Tom Brady loved Julian Edelman. We don't know how a 33-year-old Edelman will click with Jarrett Stidham, but it's fair to assume he won't be fifth in the league in catches like he was last season. 


2019 stats: 7 games played, 7 receptions, 105 yards, 2 TD

Harry remains an unknown after missing the first half of the season and being a healthy scratch for a game once he came off IR. Missing part of training camp can really set a rookie back, so the question now is whether he gets any semblance of a regular camp in Year 2 given all that's going on with COVID-19. 


2019 stats with NE: 8 games played, 26 receptions, 207 yards, TD

Sanu has been a pretty good receiver throughout his career. He was not that with the Patriots, even when you factor in that he was playing with a bad ankle. The hands weren't there, the blocking famously wasn't there on that jet sweep to N'Keal Harry against the Bills and overall his performance was not worth the steep price paid (the 55th overall pick, which the Falcons then traded for Hayden Hurst) for his services.  

All that is to say this: Sanu can't possibly be as bad as that, right? He's gotten surgery for that high ankle sprain and will be both healthy and better-adjusted to New England's offense. Unless the 30-year-old is just cooked, 600 yards should be a realistic mark. 


2019 stats: 26 receptions, 359 yards

I'll be honest: I watched every Patriots game last season and do not remember him having 359 receiving yards. Anyway, we all saw that he and Stidham had a good rapport in the preseason, but that's the preseason. I think Meyers will be better because he's got a quarterback that trusts him.
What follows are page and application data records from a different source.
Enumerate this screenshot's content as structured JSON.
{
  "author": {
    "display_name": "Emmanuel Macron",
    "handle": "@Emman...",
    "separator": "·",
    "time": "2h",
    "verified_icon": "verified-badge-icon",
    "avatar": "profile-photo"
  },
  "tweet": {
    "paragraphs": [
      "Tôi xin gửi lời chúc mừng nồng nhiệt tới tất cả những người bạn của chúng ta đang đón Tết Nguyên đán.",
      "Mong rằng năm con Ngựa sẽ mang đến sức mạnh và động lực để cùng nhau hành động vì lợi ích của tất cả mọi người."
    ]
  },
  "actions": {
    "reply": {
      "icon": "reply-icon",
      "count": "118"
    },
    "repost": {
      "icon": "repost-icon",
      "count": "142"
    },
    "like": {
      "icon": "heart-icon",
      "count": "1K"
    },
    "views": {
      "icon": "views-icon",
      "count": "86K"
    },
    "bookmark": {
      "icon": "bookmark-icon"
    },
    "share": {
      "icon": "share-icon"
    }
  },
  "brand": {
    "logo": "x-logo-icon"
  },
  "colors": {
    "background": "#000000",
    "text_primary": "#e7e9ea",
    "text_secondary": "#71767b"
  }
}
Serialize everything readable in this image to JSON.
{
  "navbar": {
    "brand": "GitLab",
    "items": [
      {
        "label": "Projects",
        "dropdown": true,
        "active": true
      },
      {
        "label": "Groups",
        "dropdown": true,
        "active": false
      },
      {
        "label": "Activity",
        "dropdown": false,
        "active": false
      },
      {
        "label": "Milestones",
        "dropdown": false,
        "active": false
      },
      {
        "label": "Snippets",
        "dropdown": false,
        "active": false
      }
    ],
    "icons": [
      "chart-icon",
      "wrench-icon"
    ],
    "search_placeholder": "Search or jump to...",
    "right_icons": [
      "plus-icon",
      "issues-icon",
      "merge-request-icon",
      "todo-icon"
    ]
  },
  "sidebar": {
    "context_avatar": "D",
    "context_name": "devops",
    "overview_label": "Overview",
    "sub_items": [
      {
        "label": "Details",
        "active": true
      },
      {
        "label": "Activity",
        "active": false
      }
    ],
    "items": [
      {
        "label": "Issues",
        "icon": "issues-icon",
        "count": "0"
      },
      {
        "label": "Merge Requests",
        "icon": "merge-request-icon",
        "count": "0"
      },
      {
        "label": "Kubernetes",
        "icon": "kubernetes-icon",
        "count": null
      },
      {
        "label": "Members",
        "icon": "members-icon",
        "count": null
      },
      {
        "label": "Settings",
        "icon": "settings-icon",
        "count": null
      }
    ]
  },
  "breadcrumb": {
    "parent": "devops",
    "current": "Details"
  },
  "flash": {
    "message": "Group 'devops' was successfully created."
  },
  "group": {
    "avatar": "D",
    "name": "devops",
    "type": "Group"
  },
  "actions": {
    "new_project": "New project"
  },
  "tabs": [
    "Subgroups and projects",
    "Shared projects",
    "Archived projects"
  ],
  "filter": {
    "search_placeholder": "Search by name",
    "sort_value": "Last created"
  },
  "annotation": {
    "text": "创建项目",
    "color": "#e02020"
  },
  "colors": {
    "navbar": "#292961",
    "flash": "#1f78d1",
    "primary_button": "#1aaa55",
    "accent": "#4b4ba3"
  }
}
If he can't improve given those circumstances, that could just about do it for the undrafted receiver.